**WHAT YOU WILL DO**
Please copy every line of the records below that holds the word "image".

**DATASET RECORDS**
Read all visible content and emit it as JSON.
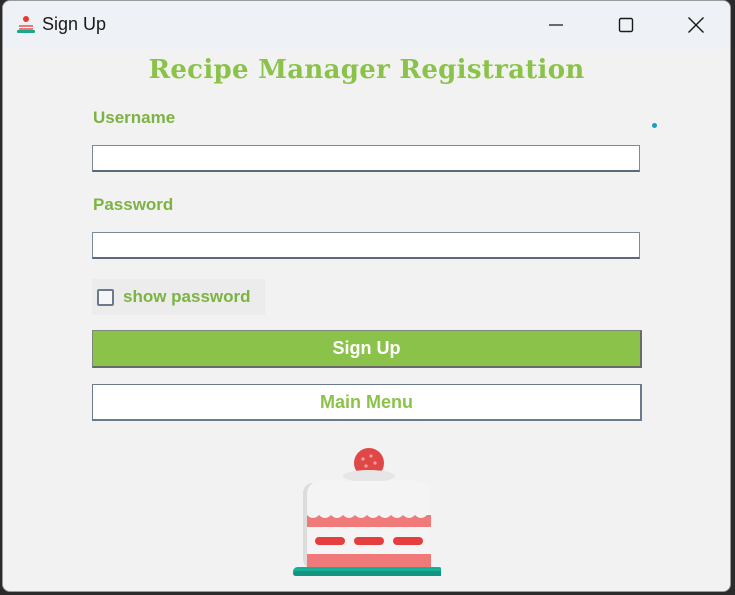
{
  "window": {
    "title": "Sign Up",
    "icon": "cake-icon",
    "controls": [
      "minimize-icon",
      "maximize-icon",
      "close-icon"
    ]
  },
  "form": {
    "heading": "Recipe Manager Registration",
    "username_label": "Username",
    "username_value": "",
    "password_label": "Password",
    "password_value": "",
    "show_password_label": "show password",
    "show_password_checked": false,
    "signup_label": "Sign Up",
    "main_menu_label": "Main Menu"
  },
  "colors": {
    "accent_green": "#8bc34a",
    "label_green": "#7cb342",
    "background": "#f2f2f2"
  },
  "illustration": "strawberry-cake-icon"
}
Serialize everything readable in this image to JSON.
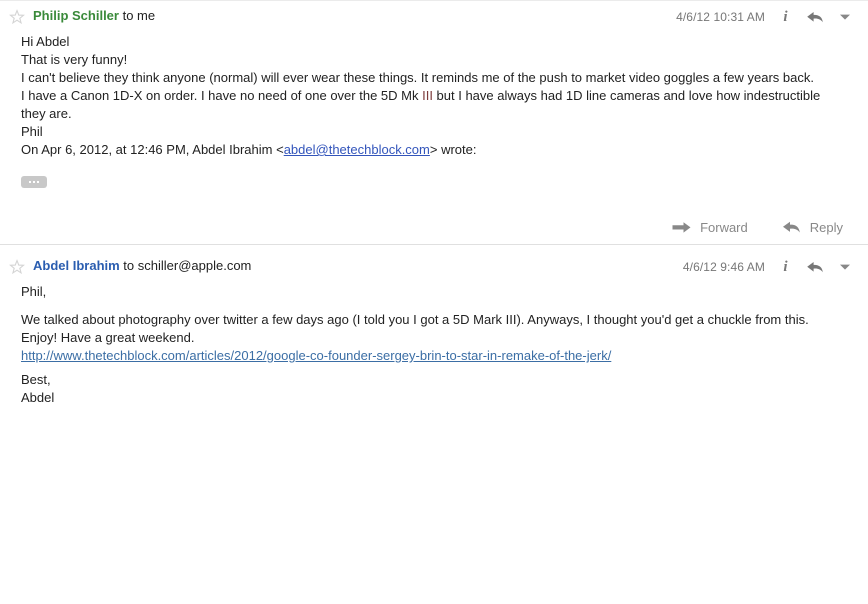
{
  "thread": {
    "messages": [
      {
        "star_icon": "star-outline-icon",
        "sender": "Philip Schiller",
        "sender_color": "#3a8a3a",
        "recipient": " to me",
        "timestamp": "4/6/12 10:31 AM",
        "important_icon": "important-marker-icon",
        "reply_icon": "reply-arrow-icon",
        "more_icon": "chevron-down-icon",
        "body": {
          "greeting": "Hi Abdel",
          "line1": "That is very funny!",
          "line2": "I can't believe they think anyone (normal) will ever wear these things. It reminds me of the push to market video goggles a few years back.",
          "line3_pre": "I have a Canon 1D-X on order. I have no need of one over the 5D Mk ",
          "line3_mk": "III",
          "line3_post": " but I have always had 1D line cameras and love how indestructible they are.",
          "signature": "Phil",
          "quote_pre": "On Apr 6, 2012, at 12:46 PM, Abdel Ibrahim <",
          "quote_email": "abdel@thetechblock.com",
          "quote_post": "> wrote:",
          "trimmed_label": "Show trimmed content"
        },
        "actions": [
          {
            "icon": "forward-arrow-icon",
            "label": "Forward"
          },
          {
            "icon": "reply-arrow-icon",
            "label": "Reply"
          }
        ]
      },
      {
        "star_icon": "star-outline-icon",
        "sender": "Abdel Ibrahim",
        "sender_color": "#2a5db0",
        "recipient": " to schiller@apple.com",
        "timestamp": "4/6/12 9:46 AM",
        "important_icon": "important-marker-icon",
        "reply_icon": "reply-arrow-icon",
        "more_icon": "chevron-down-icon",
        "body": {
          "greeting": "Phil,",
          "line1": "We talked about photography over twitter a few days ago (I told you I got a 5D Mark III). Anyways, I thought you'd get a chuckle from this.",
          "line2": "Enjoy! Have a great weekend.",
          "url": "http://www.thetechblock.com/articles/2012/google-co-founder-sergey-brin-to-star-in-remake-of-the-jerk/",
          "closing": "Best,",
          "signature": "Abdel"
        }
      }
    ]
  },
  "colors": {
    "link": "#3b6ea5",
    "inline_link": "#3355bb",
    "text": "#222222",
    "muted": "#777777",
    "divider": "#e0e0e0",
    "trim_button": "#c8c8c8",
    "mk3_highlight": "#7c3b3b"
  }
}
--
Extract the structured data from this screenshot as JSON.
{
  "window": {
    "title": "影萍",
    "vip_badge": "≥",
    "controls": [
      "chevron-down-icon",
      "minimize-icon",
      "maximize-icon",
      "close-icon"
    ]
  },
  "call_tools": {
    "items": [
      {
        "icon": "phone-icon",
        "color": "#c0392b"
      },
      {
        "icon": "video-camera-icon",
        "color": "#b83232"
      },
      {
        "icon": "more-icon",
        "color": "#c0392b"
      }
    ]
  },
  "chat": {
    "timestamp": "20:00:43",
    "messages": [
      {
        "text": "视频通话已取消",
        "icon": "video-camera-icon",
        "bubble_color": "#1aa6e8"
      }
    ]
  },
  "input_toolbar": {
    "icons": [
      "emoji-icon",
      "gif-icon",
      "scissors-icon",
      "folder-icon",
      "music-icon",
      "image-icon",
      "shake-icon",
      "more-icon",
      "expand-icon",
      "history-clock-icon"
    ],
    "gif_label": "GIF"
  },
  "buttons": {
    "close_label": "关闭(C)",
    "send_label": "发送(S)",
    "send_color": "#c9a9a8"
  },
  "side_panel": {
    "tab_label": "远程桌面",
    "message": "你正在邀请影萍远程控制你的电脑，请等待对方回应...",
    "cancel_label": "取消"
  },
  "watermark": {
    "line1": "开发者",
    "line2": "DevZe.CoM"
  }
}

**REPLY TO THE TASK**
Serialize everything readable in this image to JSON.
      "image-icon",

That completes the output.